* **PROVIDED ENTRIES**:
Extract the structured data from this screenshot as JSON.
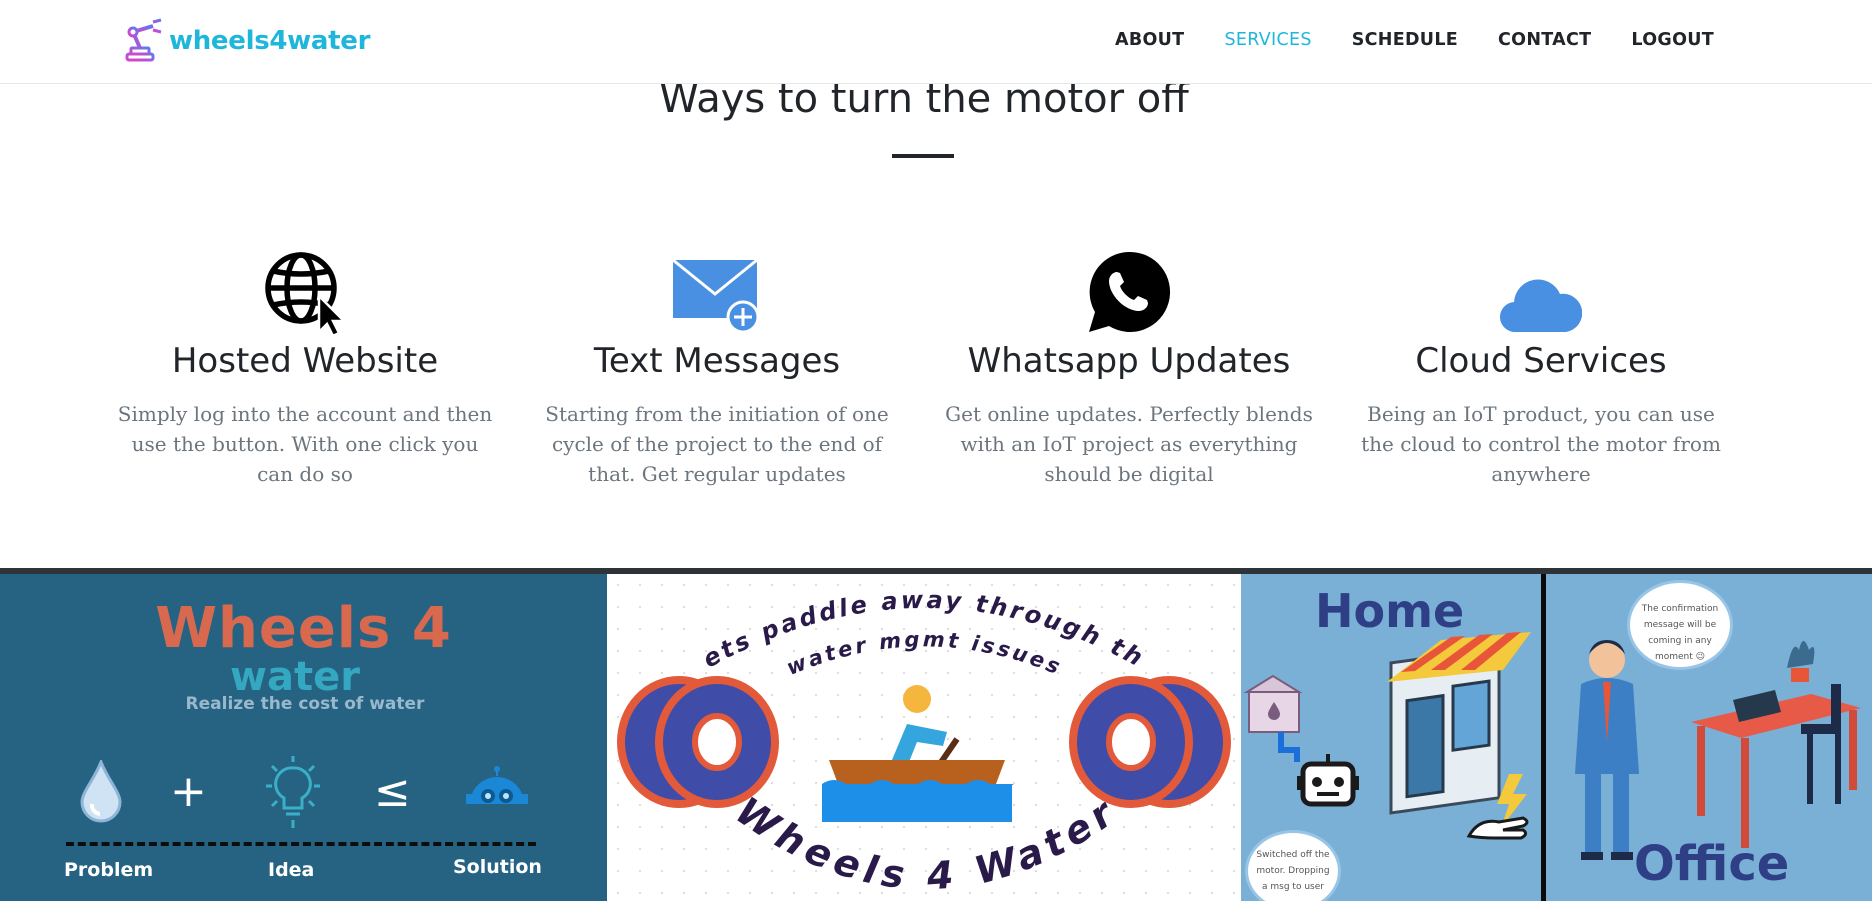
{
  "brand": {
    "name": "wheels4water",
    "logo_icon": "robot-arm-icon"
  },
  "nav": {
    "items": [
      {
        "label": "ABOUT",
        "active": false
      },
      {
        "label": "SERVICES",
        "active": true
      },
      {
        "label": "SCHEDULE",
        "active": false
      },
      {
        "label": "CONTACT",
        "active": false
      },
      {
        "label": "LOGOUT",
        "active": false
      }
    ]
  },
  "section": {
    "title": "Ways to turn the motor off"
  },
  "services": [
    {
      "icon": "globe-cursor-icon",
      "title": "Hosted Website",
      "text": "Simply log into the account and then use the button. With one click you can do so"
    },
    {
      "icon": "envelope-plus-icon",
      "title": "Text Messages",
      "text": "Starting from the initiation of one cycle of the project to the end of that. Get regular updates"
    },
    {
      "icon": "whatsapp-icon",
      "title": "Whatsapp Updates",
      "text": "Get online updates. Perfectly blends with an IoT project as everything should be digital"
    },
    {
      "icon": "cloud-icon",
      "title": "Cloud Services",
      "text": "Being an IoT product, you can use the cloud to control the motor from anywhere"
    }
  ],
  "banners": {
    "panel1": {
      "title": "Wheels 4",
      "subtitle": "water",
      "tagline": "Realize the cost of water",
      "labels": [
        "Problem",
        "Idea",
        "Solution"
      ],
      "symbols": [
        "+",
        "≤"
      ]
    },
    "panel2": {
      "arc_top": "Lets paddle away through the",
      "arc_mid": "water mgmt issues",
      "arc_bottom": "Wheels 4 Water"
    },
    "panel3": {
      "home_label": "Home",
      "office_label": "Office",
      "bubble_office": "The confirmation message will be coming in any moment 😉",
      "bubble_home": "Switched off the motor. Dropping a msg to user"
    }
  },
  "colors": {
    "accent": "#1fb6dc",
    "text_dark": "#212529",
    "text_muted": "#6c757d",
    "icon_blue": "#4a90e2",
    "panel1_bg": "#266383",
    "panel3_bg": "#7aafd6"
  }
}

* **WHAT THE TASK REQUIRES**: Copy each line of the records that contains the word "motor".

* **WRITTEN SOLUTION**:
    "title": "Ways to turn the motor off"
      "text": "Being an IoT product, you can use the cloud to control the motor from anywhere"
      "bubble_home": "Switched off the motor. Dropping a msg to user"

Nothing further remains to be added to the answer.